Problem statement =>
The data below has to be returned exactly, down to the last character.

Element data from apps and pages =>
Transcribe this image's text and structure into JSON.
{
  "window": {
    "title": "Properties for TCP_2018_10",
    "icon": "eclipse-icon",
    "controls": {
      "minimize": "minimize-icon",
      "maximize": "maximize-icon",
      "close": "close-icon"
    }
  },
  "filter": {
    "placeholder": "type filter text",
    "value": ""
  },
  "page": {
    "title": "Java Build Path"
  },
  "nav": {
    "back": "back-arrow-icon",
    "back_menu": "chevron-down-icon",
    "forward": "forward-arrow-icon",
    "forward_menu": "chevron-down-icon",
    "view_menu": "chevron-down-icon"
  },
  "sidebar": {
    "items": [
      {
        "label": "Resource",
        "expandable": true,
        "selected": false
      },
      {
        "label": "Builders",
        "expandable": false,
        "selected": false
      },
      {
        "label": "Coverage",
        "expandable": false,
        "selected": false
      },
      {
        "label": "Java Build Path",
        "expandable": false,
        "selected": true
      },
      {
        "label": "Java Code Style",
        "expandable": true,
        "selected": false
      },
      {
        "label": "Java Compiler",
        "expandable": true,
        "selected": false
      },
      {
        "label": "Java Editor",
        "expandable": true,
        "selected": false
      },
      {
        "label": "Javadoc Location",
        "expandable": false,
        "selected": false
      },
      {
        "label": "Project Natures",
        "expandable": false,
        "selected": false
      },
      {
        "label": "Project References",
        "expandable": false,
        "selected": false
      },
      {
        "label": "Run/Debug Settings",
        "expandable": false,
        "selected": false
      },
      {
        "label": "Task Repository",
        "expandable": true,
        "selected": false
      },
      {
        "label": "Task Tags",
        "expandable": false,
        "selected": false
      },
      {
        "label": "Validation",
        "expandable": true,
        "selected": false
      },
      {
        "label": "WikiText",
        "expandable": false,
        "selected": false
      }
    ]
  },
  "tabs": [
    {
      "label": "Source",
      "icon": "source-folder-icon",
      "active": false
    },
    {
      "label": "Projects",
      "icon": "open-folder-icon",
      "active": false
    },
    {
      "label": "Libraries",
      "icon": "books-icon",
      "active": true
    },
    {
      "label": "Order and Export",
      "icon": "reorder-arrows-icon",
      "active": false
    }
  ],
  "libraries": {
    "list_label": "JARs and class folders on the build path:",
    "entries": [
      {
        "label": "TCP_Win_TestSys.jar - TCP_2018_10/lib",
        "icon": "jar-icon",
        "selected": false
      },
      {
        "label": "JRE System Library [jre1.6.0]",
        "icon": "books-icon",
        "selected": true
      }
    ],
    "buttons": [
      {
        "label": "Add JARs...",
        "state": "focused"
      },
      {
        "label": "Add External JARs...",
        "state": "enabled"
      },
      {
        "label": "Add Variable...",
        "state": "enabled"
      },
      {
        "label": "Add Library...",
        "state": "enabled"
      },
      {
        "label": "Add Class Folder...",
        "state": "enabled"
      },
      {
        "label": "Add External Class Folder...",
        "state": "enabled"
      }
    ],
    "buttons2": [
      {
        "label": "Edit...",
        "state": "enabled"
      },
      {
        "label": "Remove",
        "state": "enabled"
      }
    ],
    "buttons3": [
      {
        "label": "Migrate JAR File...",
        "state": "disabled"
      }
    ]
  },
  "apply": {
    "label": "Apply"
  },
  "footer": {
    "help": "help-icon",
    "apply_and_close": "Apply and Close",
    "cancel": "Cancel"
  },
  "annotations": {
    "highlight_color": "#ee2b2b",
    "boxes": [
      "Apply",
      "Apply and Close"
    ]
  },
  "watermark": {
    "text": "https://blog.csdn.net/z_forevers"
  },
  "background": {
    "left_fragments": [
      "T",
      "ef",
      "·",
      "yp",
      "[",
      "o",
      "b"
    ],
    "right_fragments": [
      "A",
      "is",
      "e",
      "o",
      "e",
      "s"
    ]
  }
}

Exercise output =>
Transcribe this image's text and structure into JSON.
{
  "window": {
    "title": "Properties for TCP_2018_10",
    "icon": "eclipse-icon",
    "controls": {
      "minimize": "minimize-icon",
      "maximize": "maximize-icon",
      "close": "close-icon"
    }
  },
  "filter": {
    "placeholder": "type filter text",
    "value": ""
  },
  "page": {
    "title": "Java Build Path"
  },
  "nav": {
    "back": "back-arrow-icon",
    "back_menu": "chevron-down-icon",
    "forward": "forward-arrow-icon",
    "forward_menu": "chevron-down-icon",
    "view_menu": "chevron-down-icon"
  },
  "sidebar": {
    "items": [
      {
        "label": "Resource",
        "expandable": true,
        "selected": false
      },
      {
        "label": "Builders",
        "expandable": false,
        "selected": false
      },
      {
        "label": "Coverage",
        "expandable": false,
        "selected": false
      },
      {
        "label": "Java Build Path",
        "expandable": false,
        "selected": true
      },
      {
        "label": "Java Code Style",
        "expandable": true,
        "selected": false
      },
      {
        "label": "Java Compiler",
        "expandable": true,
        "selected": false
      },
      {
        "label": "Java Editor",
        "expandable": true,
        "selected": false
      },
      {
        "label": "Javadoc Location",
        "expandable": false,
        "selected": false
      },
      {
        "label": "Project Natures",
        "expandable": false,
        "selected": false
      },
      {
        "label": "Project References",
        "expandable": false,
        "selected": false
      },
      {
        "label": "Run/Debug Settings",
        "expandable": false,
        "selected": false
      },
      {
        "label": "Task Repository",
        "expandable": true,
        "selected": false
      },
      {
        "label": "Task Tags",
        "expandable": false,
        "selected": false
      },
      {
        "label": "Validation",
        "expandable": true,
        "selected": false
      },
      {
        "label": "WikiText",
        "expandable": false,
        "selected": false
      }
    ]
  },
  "tabs": [
    {
      "label": "Source",
      "icon": "source-folder-icon",
      "active": false
    },
    {
      "label": "Projects",
      "icon": "open-folder-icon",
      "active": false
    },
    {
      "label": "Libraries",
      "icon": "books-icon",
      "active": true
    },
    {
      "label": "Order and Export",
      "icon": "reorder-arrows-icon",
      "active": false
    }
  ],
  "libraries": {
    "list_label": "JARs and class folders on the build path:",
    "entries": [
      {
        "label": "TCP_Win_TestSys.jar - TCP_2018_10/lib",
        "icon": "jar-icon",
        "selected": false
      },
      {
        "label": "JRE System Library [jre1.6.0]",
        "icon": "books-icon",
        "selected": true
      }
    ],
    "buttons": [
      {
        "label": "Add JARs...",
        "state": "focused"
      },
      {
        "label": "Add External JARs...",
        "state": "enabled"
      },
      {
        "label": "Add Variable...",
        "state": "enabled"
      },
      {
        "label": "Add Library...",
        "state": "enabled"
      },
      {
        "label": "Add Class Folder...",
        "state": "enabled"
      },
      {
        "label": "Add External Class Folder...",
        "state": "enabled"
      }
    ],
    "buttons2": [
      {
        "label": "Edit...",
        "state": "enabled"
      },
      {
        "label": "Remove",
        "state": "enabled"
      }
    ],
    "buttons3": [
      {
        "label": "Migrate JAR File...",
        "state": "disabled"
      }
    ]
  },
  "apply": {
    "label": "Apply"
  },
  "footer": {
    "help": "help-icon",
    "apply_and_close": "Apply and Close",
    "cancel": "Cancel"
  },
  "annotations": {
    "highlight_color": "#ee2b2b",
    "boxes": [
      "Apply",
      "Apply and Close"
    ]
  },
  "watermark": {
    "text": "https://blog.csdn.net/z_forevers"
  },
  "background": {
    "left_fragments": [
      "T",
      "ef",
      "·",
      "yp",
      "[",
      "o",
      "b"
    ],
    "right_fragments": [
      "A",
      "is",
      "e",
      "o",
      "e",
      "s"
    ]
  }
}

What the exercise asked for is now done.